It is perhaps one of the most important questions facing any NHL franchise heading out of the All-Star break. Winnipeg’s season isn’t lost – their 54 points in 51 games has them on the outside of the postseason race looking in, but they are a recoverable three points back of the second wild-card position with one of the league’s best goaltenders backstopping them every night.
Still, there are plenty of reasons for concern. Remember last year’s inexplicable collapse, one where the team’s marquee players were significantly outplayed over the second half of the season? I wrote about it last April, with Winnipeg frantically trying to hold onto a playoff position. The headline read: “The Jets Appear Fundamentally Broken.”
The part that I still can’t wrap my hands around – true leading into the postseason and true coming out of the break – is that the top of Winnipeg’s roster, by and large the same personnel grouping as the dominant teams from a few seasons ago, continues to struggle. The Jets are outplayed on most nights and unless Connor Hellebuyck steals a game or the team pots a couple on the power play, they tend to lose. In some cases emphatically.
Winnipeg’s problem is that they predominantly play in the defensive zone, unable to transition the puck and are often limited to one-and-done stretches offensively. That’s why Hellebuyck has been so instrumental in keeping them afloat.
But consider how this team has trended over time, with specific emphasis on play since around the Christmas break of the 2018-19 season:
That is as discouraging a data set as you can find – they have periodically had spikes of favourable goal rates, largely driven by stretches of games where Hellebuyck has been unbeatable. But from a shot share or an adjusted shot share (something that considers the quality of those shots, like expected goal rates), the Jets have been in the red for close to 100 games.
Lately, it has been an utter disaster: the last 20 games have seen Winnipeg run a Corsi% near 46 per cent, an Expected Goal% near 41 per cent, and a Goal% near 39 per cent. That’s a “we are getting a high pick in the draft lottery” type of performance from the Jets.
I mentioned earlier that the most mystifying part of all of this is that Winnipeg’s core players are fighting with just as much difficulty as players further down the lineup to drive play at 5-on-5.
The only differentiating factor between Winnipeg’s high-end skaters and their depth players may be shooting talent.

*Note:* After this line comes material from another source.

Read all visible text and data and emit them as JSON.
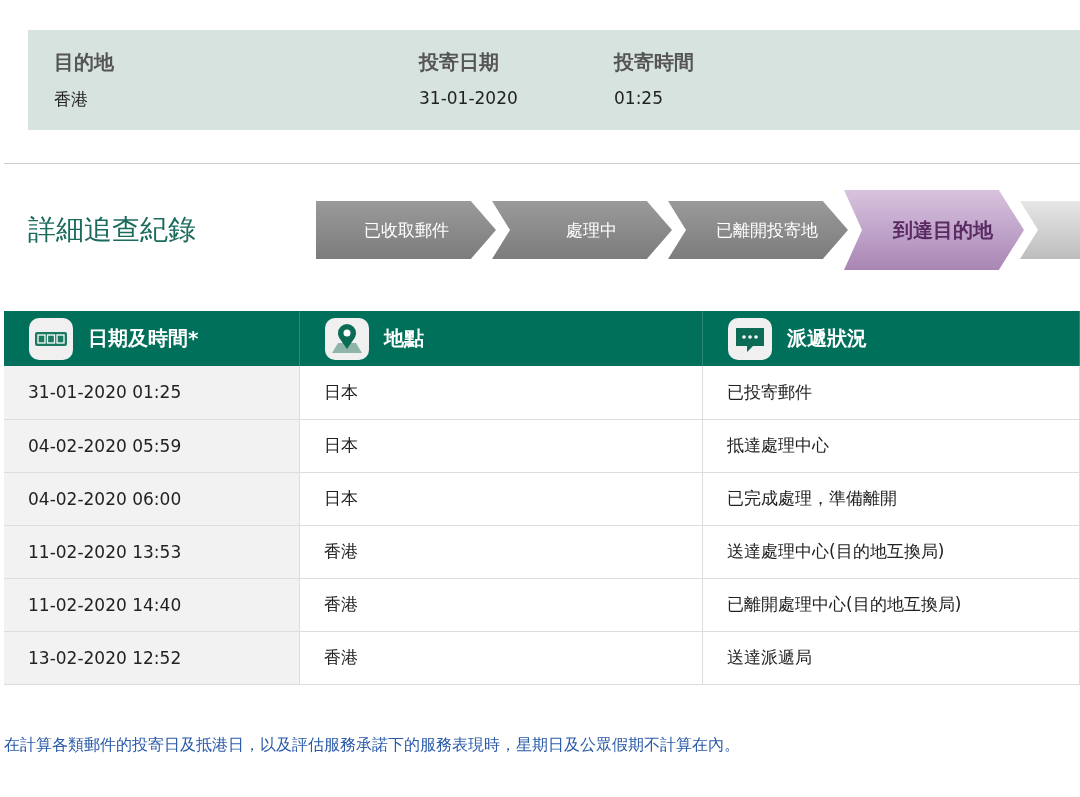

Players like Patrik Laine and Mark Scheifele are still in the green when it comes to 5-on-5 goal differential, but it’s taking a Herculean shooting effort – with percentages in excess of 12 per cent, a ridiculously unsustainable level – to smooth out the run of play issue.
When you juxtapose goal differential against expected goal differential to ensnare some of the territorial problems beleaguering this Jets team, it becomes obvious the issue is spread across the entire lineup. So much so that not a single regular Winnipeg skater has an expected goal rate north of 50 per cent this season:
There’s another way to visualize this, and that’s when it comes to the challenges borne out of playing in the defensive zone all of the time (and in the same breath, bleeding high rates of scoring chances against). Consider where shots are coming from against Hellebuyck, and notice how frequently opponent attacking sequences are stemming from the most dangerous area of the ice – the net mouth, where shooting percentages skyrocket:
How do you go about fixing what’s plaguing this Jets team? I think the longer-term answer is easier, and a lot of it has to do with the blueline.
Say what you will about any one defender individually, but the team was ill-prepared to handle the loss of a player like Dustin Byfuglien, Tyler Myers or Jacob Trouba. Heck, I’m not sure the team was able to prepare for the transition of Tobias Enstrom – a very competent puck mover in his time who saw aging and injuries begin to adversely impact his performance. The front office’s mission, be it at the deadline or this summer, has to be a targeted approach at enhancing the talent on defence.
In the short term there are only a few buttons you can press, and one of those surely concerns the coaching staff. If the front office feels – by design or by accident – it has put the coaching staff in a bind when it comes to personnel, then we could be at the very early stages of a rebuild in Winnipeg. But if the front office feels it has adequately equipped Paul Maurice with the right degree of talent to contend, then a change behind the bench may be on the table.
Data via Evolving Hockey, Hockey Reference, and Hockey Viz